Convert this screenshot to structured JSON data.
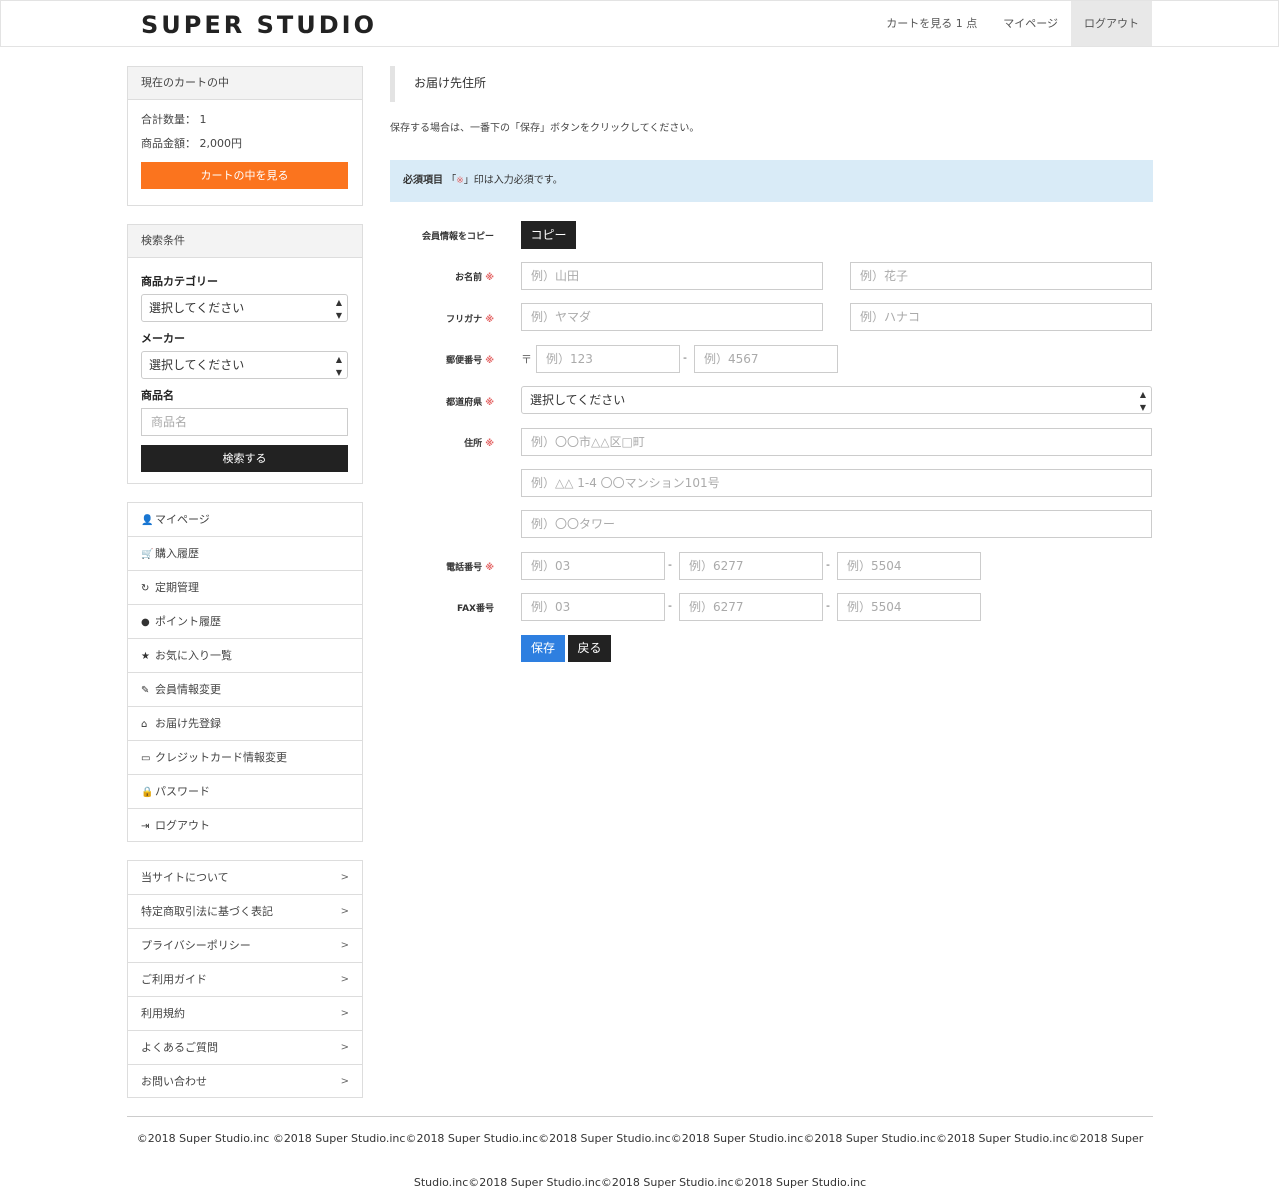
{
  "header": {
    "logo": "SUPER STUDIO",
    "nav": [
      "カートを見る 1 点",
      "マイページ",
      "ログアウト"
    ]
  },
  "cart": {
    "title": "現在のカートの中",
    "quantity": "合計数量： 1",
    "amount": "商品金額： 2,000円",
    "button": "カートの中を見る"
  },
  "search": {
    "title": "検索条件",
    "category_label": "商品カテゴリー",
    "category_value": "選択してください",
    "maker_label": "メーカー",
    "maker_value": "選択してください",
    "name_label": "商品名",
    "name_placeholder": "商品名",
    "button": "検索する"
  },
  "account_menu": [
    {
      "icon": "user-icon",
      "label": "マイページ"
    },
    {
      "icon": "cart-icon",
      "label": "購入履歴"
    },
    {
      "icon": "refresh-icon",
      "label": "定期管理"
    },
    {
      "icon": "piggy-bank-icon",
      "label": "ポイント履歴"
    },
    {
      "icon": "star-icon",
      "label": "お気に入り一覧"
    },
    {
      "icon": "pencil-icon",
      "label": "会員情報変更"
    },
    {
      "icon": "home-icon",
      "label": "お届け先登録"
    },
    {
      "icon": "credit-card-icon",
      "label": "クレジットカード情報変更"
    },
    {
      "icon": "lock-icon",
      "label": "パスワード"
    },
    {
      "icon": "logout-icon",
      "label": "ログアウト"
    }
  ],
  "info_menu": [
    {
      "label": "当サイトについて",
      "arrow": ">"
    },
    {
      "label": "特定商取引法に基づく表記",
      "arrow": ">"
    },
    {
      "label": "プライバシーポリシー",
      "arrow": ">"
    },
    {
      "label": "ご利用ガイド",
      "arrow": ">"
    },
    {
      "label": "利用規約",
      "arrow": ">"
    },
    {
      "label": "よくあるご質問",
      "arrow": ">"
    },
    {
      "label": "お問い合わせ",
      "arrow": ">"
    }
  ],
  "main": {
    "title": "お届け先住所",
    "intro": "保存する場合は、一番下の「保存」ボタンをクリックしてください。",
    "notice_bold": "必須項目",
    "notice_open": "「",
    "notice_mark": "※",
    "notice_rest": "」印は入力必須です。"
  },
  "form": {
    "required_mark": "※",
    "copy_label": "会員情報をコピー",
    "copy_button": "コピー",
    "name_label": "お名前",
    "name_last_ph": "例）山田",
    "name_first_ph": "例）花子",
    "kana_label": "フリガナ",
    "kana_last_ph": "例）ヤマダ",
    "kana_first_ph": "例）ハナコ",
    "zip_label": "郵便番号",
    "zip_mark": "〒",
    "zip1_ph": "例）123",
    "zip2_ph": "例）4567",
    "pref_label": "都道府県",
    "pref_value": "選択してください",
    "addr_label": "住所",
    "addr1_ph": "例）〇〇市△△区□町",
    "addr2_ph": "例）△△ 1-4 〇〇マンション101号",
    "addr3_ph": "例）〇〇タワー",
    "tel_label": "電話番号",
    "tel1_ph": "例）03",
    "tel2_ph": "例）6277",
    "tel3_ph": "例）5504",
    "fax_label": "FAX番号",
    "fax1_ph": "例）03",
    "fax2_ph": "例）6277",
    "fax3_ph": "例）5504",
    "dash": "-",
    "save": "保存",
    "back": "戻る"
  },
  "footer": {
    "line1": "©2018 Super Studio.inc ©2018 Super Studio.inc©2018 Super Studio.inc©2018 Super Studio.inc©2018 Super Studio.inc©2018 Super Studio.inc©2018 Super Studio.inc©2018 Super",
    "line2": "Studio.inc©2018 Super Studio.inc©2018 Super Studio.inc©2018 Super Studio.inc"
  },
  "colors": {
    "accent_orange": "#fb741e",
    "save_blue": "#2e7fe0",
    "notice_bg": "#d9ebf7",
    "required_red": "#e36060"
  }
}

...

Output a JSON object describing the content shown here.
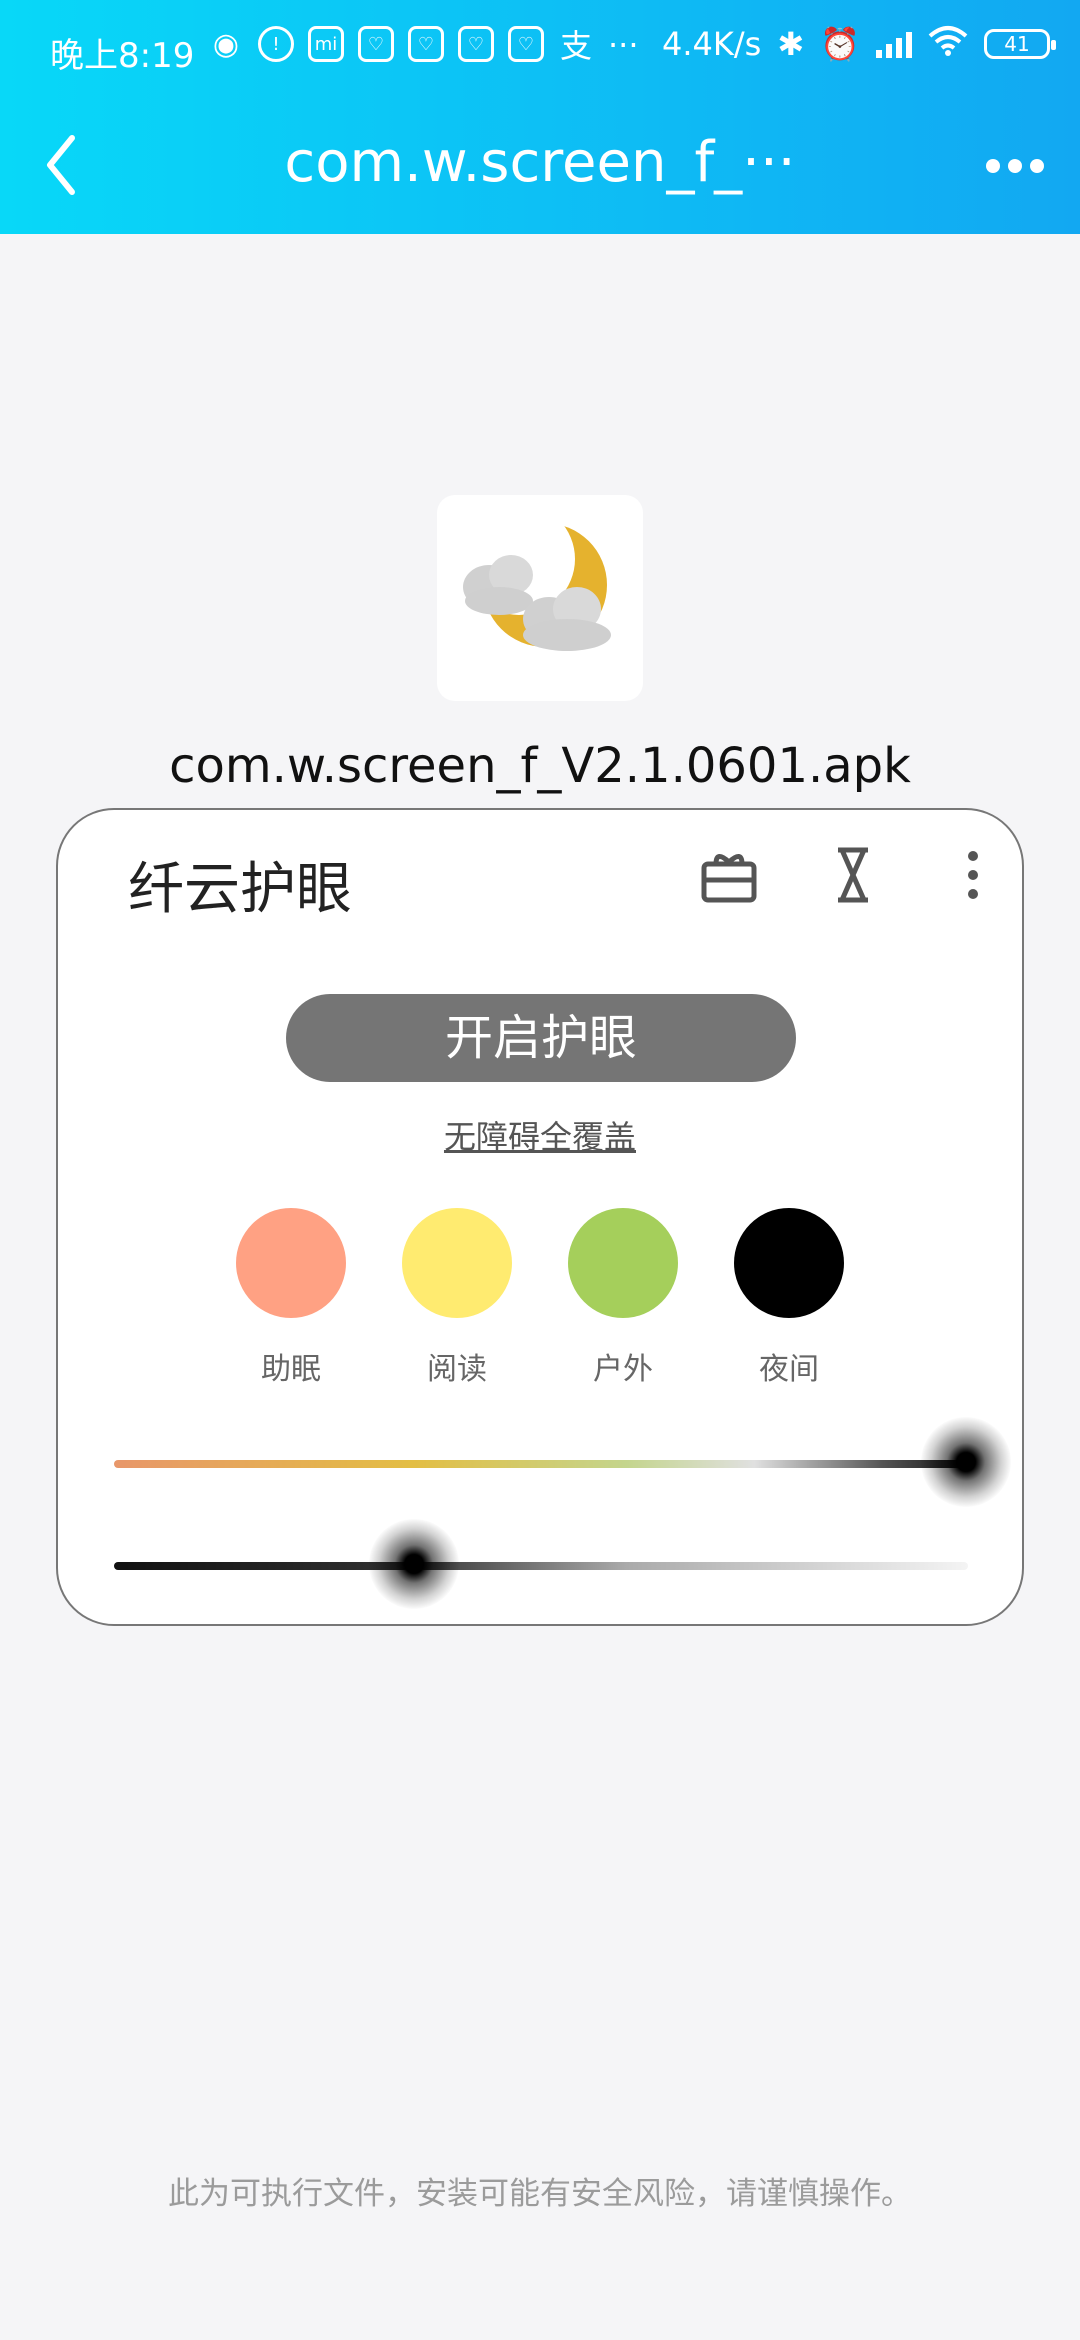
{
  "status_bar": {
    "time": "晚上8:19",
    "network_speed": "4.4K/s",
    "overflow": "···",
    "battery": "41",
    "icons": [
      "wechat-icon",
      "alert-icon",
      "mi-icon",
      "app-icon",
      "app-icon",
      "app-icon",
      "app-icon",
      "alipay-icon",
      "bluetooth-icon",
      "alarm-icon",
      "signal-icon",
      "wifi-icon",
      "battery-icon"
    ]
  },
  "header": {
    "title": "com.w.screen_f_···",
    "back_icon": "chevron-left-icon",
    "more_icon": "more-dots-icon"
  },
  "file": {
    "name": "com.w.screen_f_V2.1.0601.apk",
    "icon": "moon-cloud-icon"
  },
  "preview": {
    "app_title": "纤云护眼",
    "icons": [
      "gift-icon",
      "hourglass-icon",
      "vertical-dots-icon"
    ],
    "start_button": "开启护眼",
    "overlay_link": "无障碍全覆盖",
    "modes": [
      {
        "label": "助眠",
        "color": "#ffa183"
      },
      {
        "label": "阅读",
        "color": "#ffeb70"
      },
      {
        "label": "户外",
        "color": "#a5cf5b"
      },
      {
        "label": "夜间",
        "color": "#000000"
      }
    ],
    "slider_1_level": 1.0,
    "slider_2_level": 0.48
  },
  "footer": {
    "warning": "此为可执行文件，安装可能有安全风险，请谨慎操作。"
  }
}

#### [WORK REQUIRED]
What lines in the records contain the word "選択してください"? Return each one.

#### [WRITTEN SOLUTION]
    "category_value": "選択してください",
    "maker_value": "選択してください",
    "pref_value": "選択してください",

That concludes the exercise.